**** The data

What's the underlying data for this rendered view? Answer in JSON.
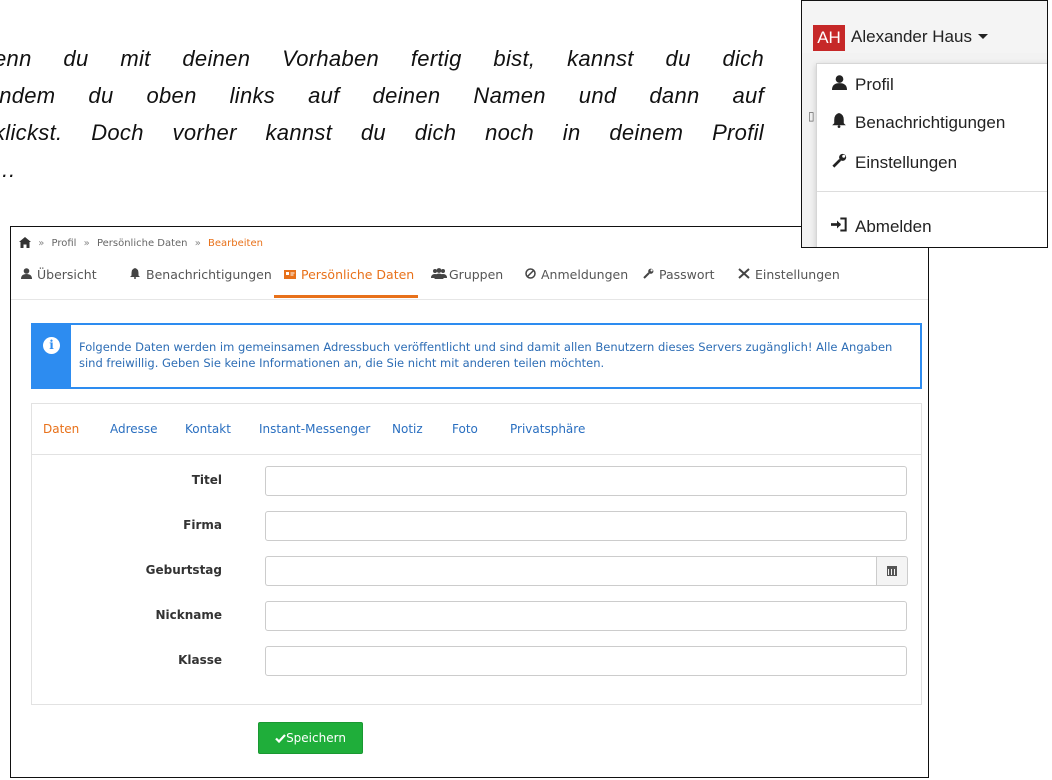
{
  "instruction": {
    "lines": [
      "enn du mit deinen Vorhaben fertig bist, kannst du dich",
      "indem du oben links auf deinen Namen und dann auf",
      "klickst. Doch vorher kannst du dich noch in deinem Profil",
      "…"
    ]
  },
  "breadcrumb": {
    "items": [
      "Profil",
      "Persönliche Daten"
    ],
    "active": "Bearbeiten",
    "separator": "»"
  },
  "nav": {
    "items": [
      {
        "label": "Übersicht",
        "icon": "user-icon"
      },
      {
        "label": "Benachrichtigungen",
        "icon": "bell-icon"
      },
      {
        "label": "Persönliche Daten",
        "icon": "id-card-icon"
      },
      {
        "label": "Gruppen",
        "icon": "group-icon"
      },
      {
        "label": "Anmeldungen",
        "icon": "login-icon"
      },
      {
        "label": "Passwort",
        "icon": "wrench-icon"
      },
      {
        "label": "Einstellungen",
        "icon": "tools-icon"
      }
    ],
    "active": "Persönliche Daten"
  },
  "alert": {
    "icon": "info-icon",
    "text": "Folgende Daten werden im gemeinsamen Adressbuch veröffentlicht und sind damit allen Benutzern dieses Servers zugänglich! Alle Angaben sind freiwillig. Geben Sie keine Informationen an, die Sie nicht mit anderen teilen möchten."
  },
  "tabs": [
    "Daten",
    "Adresse",
    "Kontakt",
    "Instant-Messenger",
    "Notiz",
    "Foto",
    "Privatsphäre"
  ],
  "form": {
    "fields": [
      {
        "label": "Titel",
        "value": ""
      },
      {
        "label": "Firma",
        "value": ""
      },
      {
        "label": "Geburtstag",
        "value": ""
      },
      {
        "label": "Nickname",
        "value": ""
      },
      {
        "label": "Klasse",
        "value": ""
      }
    ],
    "save_label": "Speichern"
  },
  "user_menu": {
    "initials": "AH",
    "name": "Alexander Haus",
    "items": [
      {
        "label": "Profil",
        "icon": "user-icon"
      },
      {
        "label": "Benachrichtigungen",
        "icon": "bell-icon"
      },
      {
        "label": "Einstellungen",
        "icon": "wrench-icon"
      },
      {
        "label": "Abmelden",
        "icon": "logout-icon"
      }
    ]
  },
  "colors": {
    "accent": "#e8711a",
    "info": "#2d8cf0",
    "link": "#2a6fc0",
    "success": "#1fae3a",
    "avatar": "#c62828"
  }
}
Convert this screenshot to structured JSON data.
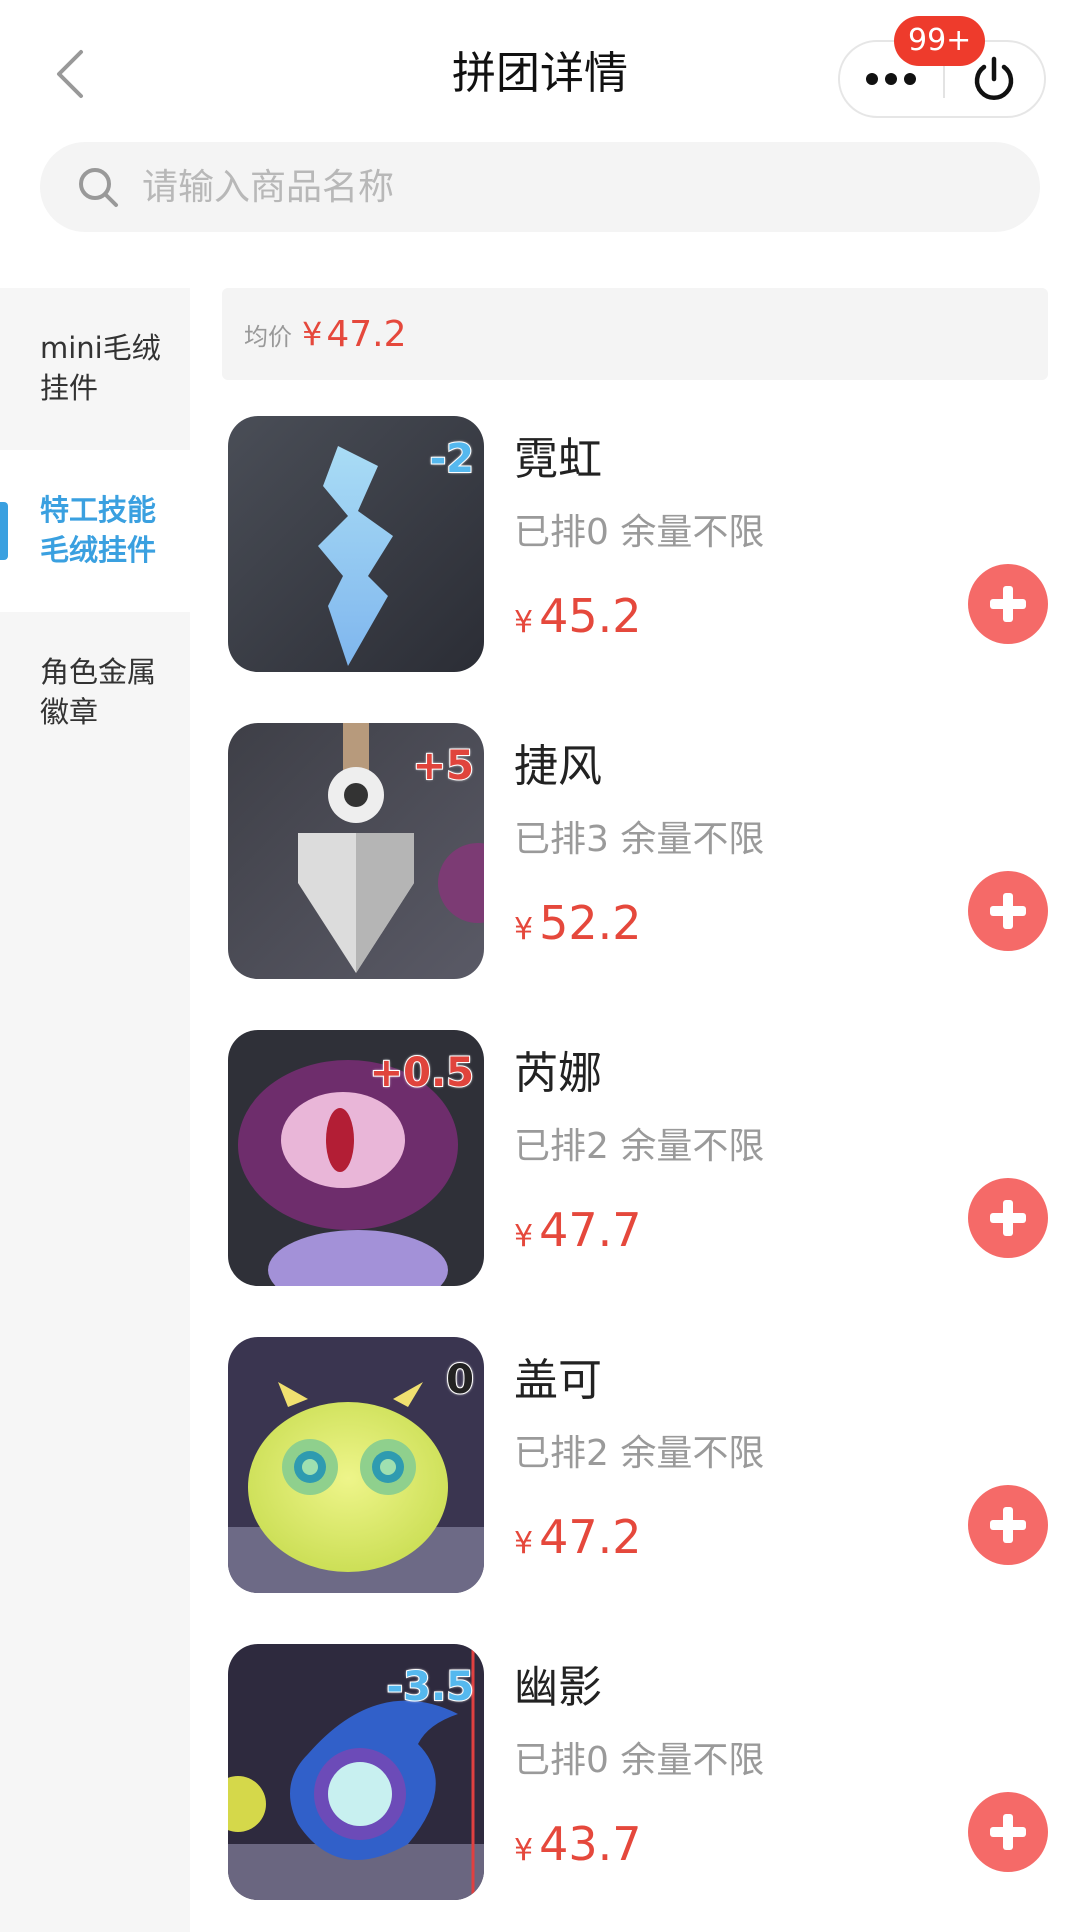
{
  "header": {
    "title": "拼团详情",
    "badge": "99+"
  },
  "search": {
    "placeholder": "请输入商品名称"
  },
  "sidebar": {
    "items": [
      {
        "label_line1": "mini毛绒",
        "label_line2": "挂件",
        "active": false
      },
      {
        "label_line1": "特工技能",
        "label_line2": "毛绒挂件",
        "active": true
      },
      {
        "label_line1": "角色金属",
        "label_line2": "徽章",
        "active": false
      }
    ]
  },
  "average": {
    "label": "均价",
    "currency": "¥",
    "value": "47.2"
  },
  "products": [
    {
      "name": "霓虹",
      "meta": "已排0 余量不限",
      "currency": "¥",
      "price": "45.2",
      "delta": "-2",
      "delta_kind": "neg"
    },
    {
      "name": "捷风",
      "meta": "已排3 余量不限",
      "currency": "¥",
      "price": "52.2",
      "delta": "+5",
      "delta_kind": "pos"
    },
    {
      "name": "芮娜",
      "meta": "已排2 余量不限",
      "currency": "¥",
      "price": "47.7",
      "delta": "+0.5",
      "delta_kind": "pos"
    },
    {
      "name": "盖可",
      "meta": "已排2 余量不限",
      "currency": "¥",
      "price": "47.2",
      "delta": "0",
      "delta_kind": "zero"
    },
    {
      "name": "幽影",
      "meta": "已排0 余量不限",
      "currency": "¥",
      "price": "43.7",
      "delta": "-3.5",
      "delta_kind": "neg"
    }
  ],
  "colors": {
    "accent": "#3aa0e0",
    "price": "#e5483c",
    "add_button": "#f56a68",
    "badge": "#ee3b2c"
  }
}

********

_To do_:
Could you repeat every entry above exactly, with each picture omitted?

_Answer below_:
What's the underlying data for this rendered view? Answer in JSON.
{
  "instruction": {
    "lines": [
      "enn du mit deinen Vorhaben fertig bist, kannst du dich",
      "indem du oben links auf deinen Namen und dann auf",
      "klickst. Doch vorher kannst du dich noch in deinem Profil",
      "…"
    ]
  },
  "breadcrumb": {
    "items": [
      "Profil",
      "Persönliche Daten"
    ],
    "active": "Bearbeiten",
    "separator": "»"
  },
  "nav": {
    "items": [
      {
        "label": "Übersicht",
        "icon": "user-icon"
      },
      {
        "label": "Benachrichtigungen",
        "icon": "bell-icon"
      },
      {
        "label": "Persönliche Daten",
        "icon": "id-card-icon"
      },
      {
        "label": "Gruppen",
        "icon": "group-icon"
      },
      {
        "label": "Anmeldungen",
        "icon": "login-icon"
      },
      {
        "label": "Passwort",
        "icon": "wrench-icon"
      },
      {
        "label": "Einstellungen",
        "icon": "tools-icon"
      }
    ],
    "active": "Persönliche Daten"
  },
  "alert": {
    "icon": "info-icon",
    "text": "Folgende Daten werden im gemeinsamen Adressbuch veröffentlicht und sind damit allen Benutzern dieses Servers zugänglich! Alle Angaben sind freiwillig. Geben Sie keine Informationen an, die Sie nicht mit anderen teilen möchten."
  },
  "tabs": [
    "Daten",
    "Adresse",
    "Kontakt",
    "Instant-Messenger",
    "Notiz",
    "Foto",
    "Privatsphäre"
  ],
  "form": {
    "fields": [
      {
        "label": "Titel",
        "value": ""
      },
      {
        "label": "Firma",
        "value": ""
      },
      {
        "label": "Geburtstag",
        "value": ""
      },
      {
        "label": "Nickname",
        "value": ""
      },
      {
        "label": "Klasse",
        "value": ""
      }
    ],
    "save_label": "Speichern"
  },
  "user_menu": {
    "initials": "AH",
    "name": "Alexander Haus",
    "items": [
      {
        "label": "Profil",
        "icon": "user-icon"
      },
      {
        "label": "Benachrichtigungen",
        "icon": "bell-icon"
      },
      {
        "label": "Einstellungen",
        "icon": "wrench-icon"
      },
      {
        "label": "Abmelden",
        "icon": "logout-icon"
      }
    ]
  },
  "colors": {
    "accent": "#e8711a",
    "info": "#2d8cf0",
    "link": "#2a6fc0",
    "success": "#1fae3a",
    "avatar": "#c62828"
  }
}
Convert this screenshot to structured JSON data.
{
  "header": {
    "title": "拼团详情",
    "badge": "99+"
  },
  "search": {
    "placeholder": "请输入商品名称"
  },
  "sidebar": {
    "items": [
      {
        "label_line1": "mini毛绒",
        "label_line2": "挂件",
        "active": false
      },
      {
        "label_line1": "特工技能",
        "label_line2": "毛绒挂件",
        "active": true
      },
      {
        "label_line1": "角色金属",
        "label_line2": "徽章",
        "active": false
      }
    ]
  },
  "average": {
    "label": "均价",
    "currency": "¥",
    "value": "47.2"
  },
  "products": [
    {
      "name": "霓虹",
      "meta": "已排0 余量不限",
      "currency": "¥",
      "price": "45.2",
      "delta": "-2",
      "delta_kind": "neg"
    },
    {
      "name": "捷风",
      "meta": "已排3 余量不限",
      "currency": "¥",
      "price": "52.2",
      "delta": "+5",
      "delta_kind": "pos"
    },
    {
      "name": "芮娜",
      "meta": "已排2 余量不限",
      "currency": "¥",
      "price": "47.7",
      "delta": "+0.5",
      "delta_kind": "pos"
    },
    {
      "name": "盖可",
      "meta": "已排2 余量不限",
      "currency": "¥",
      "price": "47.2",
      "delta": "0",
      "delta_kind": "zero"
    },
    {
      "name": "幽影",
      "meta": "已排0 余量不限",
      "currency": "¥",
      "price": "43.7",
      "delta": "-3.5",
      "delta_kind": "neg"
    }
  ],
  "colors": {
    "accent": "#3aa0e0",
    "price": "#e5483c",
    "add_button": "#f56a68",
    "badge": "#ee3b2c"
  }
}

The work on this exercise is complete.